State v. GloverAnnotate this Case
The Supreme Court held that a law enforcement officer lacked an articulable and reasonable suspicion that the unidentified driver of a car stopped at a traffic stop did not have a valid driver’s license, and therefore, the district court properly granted Defendant’s motion to suppress evidence obtained during the stop.
The officer in this case stopped the car because he assumed the driver was the registered owner, whose driver’s license had been revoked. Defendant, the driver, filed a motion to suppress, arguing that the officer lacked a reasonable suspicion of illegal activity when he stopped the car. The district court denied the motion. The court of appeals reversed, holding that reasonable suspicion can arise because an officer may presume the owner is the driver absent contrary information.

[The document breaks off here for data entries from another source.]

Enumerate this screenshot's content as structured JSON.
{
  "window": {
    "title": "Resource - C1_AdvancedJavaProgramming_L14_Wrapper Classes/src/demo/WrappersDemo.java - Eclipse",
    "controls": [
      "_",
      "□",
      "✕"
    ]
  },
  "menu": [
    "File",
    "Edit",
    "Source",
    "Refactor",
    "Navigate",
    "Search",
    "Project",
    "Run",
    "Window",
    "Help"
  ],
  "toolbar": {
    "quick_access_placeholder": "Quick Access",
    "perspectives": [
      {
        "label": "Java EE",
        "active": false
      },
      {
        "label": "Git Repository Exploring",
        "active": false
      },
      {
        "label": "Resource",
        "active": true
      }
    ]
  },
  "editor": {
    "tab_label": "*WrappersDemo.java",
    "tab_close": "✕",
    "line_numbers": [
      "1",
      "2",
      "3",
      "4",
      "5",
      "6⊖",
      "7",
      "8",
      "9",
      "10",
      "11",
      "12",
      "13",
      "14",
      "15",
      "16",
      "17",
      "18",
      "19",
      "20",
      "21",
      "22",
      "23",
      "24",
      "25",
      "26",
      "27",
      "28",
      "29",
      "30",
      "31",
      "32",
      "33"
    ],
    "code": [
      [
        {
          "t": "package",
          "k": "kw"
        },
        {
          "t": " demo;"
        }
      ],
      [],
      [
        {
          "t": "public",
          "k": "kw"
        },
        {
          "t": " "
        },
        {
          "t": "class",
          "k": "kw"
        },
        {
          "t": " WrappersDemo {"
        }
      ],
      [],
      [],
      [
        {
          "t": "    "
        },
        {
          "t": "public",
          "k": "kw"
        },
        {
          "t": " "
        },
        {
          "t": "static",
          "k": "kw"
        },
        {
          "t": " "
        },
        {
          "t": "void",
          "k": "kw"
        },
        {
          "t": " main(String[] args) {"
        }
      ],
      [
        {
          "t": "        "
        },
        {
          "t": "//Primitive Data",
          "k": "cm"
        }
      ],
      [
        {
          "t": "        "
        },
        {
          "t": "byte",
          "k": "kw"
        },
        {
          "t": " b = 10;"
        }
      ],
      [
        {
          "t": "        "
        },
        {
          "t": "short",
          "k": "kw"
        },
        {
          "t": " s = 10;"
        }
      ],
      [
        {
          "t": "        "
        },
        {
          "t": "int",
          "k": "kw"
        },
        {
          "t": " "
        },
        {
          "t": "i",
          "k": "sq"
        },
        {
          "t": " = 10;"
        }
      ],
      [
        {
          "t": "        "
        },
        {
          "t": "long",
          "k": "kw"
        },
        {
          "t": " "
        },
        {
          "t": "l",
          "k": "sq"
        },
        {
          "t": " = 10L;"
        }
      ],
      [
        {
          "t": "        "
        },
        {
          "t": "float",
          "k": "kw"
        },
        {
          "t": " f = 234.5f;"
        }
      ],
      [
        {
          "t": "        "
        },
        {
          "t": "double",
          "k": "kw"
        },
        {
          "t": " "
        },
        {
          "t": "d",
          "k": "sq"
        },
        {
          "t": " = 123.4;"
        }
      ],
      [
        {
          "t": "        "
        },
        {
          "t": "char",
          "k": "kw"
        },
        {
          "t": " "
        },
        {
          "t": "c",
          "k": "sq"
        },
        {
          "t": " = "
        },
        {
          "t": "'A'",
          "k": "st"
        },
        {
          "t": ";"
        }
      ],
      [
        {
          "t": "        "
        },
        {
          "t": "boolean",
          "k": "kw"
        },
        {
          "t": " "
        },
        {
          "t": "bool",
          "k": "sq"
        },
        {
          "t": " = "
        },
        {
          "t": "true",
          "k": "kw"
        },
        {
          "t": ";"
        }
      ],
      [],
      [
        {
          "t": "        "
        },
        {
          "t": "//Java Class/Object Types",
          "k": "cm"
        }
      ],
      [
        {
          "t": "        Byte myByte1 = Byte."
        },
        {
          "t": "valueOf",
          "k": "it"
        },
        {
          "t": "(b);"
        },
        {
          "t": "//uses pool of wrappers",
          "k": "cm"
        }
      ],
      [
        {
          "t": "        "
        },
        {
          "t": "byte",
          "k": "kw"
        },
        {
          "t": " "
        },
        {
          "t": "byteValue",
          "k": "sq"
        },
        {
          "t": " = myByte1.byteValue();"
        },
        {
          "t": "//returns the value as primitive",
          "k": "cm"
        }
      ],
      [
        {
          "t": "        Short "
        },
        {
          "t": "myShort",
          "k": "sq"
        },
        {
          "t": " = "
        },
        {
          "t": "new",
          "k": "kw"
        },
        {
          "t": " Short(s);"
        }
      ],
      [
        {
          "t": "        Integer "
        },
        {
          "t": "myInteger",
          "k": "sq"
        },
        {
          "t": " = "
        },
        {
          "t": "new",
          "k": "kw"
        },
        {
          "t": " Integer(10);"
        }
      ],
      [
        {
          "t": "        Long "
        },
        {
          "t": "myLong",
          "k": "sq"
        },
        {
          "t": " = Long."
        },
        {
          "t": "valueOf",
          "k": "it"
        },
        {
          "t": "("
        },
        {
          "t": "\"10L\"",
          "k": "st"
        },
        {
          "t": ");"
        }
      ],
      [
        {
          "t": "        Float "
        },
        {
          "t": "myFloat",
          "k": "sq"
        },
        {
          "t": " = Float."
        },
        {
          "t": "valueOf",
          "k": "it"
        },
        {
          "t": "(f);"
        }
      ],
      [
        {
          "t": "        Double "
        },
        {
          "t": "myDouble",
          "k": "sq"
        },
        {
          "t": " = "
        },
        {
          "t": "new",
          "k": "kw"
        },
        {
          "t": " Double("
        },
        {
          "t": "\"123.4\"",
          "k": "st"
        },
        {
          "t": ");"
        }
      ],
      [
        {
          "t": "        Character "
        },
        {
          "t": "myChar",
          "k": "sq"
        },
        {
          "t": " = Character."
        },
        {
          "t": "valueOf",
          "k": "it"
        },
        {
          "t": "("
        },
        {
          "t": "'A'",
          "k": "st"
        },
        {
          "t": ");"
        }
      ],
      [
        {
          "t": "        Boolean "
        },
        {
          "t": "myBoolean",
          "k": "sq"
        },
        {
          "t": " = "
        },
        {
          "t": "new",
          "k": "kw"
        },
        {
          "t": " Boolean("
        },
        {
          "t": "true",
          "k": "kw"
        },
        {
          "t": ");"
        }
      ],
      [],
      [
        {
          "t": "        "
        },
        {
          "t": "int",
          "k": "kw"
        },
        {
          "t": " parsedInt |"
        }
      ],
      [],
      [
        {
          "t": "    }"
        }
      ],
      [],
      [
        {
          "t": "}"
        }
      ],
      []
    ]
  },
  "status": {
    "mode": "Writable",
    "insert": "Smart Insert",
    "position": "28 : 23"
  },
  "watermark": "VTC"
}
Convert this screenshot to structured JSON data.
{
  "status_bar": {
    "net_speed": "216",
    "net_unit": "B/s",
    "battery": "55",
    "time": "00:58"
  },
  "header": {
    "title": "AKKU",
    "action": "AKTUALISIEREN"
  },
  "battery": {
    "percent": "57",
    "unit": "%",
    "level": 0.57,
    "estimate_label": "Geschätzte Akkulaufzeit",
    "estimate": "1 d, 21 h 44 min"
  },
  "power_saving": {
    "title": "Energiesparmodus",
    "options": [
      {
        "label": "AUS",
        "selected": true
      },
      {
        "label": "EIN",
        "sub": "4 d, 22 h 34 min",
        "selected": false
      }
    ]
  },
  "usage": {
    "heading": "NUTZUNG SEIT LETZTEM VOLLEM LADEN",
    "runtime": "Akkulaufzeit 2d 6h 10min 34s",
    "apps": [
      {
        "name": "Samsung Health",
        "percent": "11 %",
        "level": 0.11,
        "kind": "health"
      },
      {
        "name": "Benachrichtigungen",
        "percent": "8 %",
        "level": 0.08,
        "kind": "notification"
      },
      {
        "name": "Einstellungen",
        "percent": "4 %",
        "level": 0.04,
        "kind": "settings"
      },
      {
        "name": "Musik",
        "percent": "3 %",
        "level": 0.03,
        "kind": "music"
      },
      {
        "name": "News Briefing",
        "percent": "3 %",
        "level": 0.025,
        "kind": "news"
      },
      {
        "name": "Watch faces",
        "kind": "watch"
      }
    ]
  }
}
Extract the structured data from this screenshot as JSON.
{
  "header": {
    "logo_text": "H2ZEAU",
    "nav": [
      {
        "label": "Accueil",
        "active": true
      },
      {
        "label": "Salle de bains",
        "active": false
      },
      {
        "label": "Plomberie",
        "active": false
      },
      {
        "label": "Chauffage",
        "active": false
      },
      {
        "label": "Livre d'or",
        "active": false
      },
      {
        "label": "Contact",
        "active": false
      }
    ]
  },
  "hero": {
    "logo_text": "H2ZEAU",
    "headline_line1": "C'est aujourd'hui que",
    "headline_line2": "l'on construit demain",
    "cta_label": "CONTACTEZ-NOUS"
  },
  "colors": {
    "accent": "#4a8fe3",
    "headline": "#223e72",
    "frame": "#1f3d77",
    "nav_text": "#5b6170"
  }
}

The Supreme Court reversed, holding that the court of appeals’ owner-is-the-driver presumption is invalid because it implicitly requires applying and stacking unstated assumptions that are unreasonable without further factual basis and relieves the State of its burden of proving that the officer had particular and individualized suspicion that the registered owner was driving the vehicle.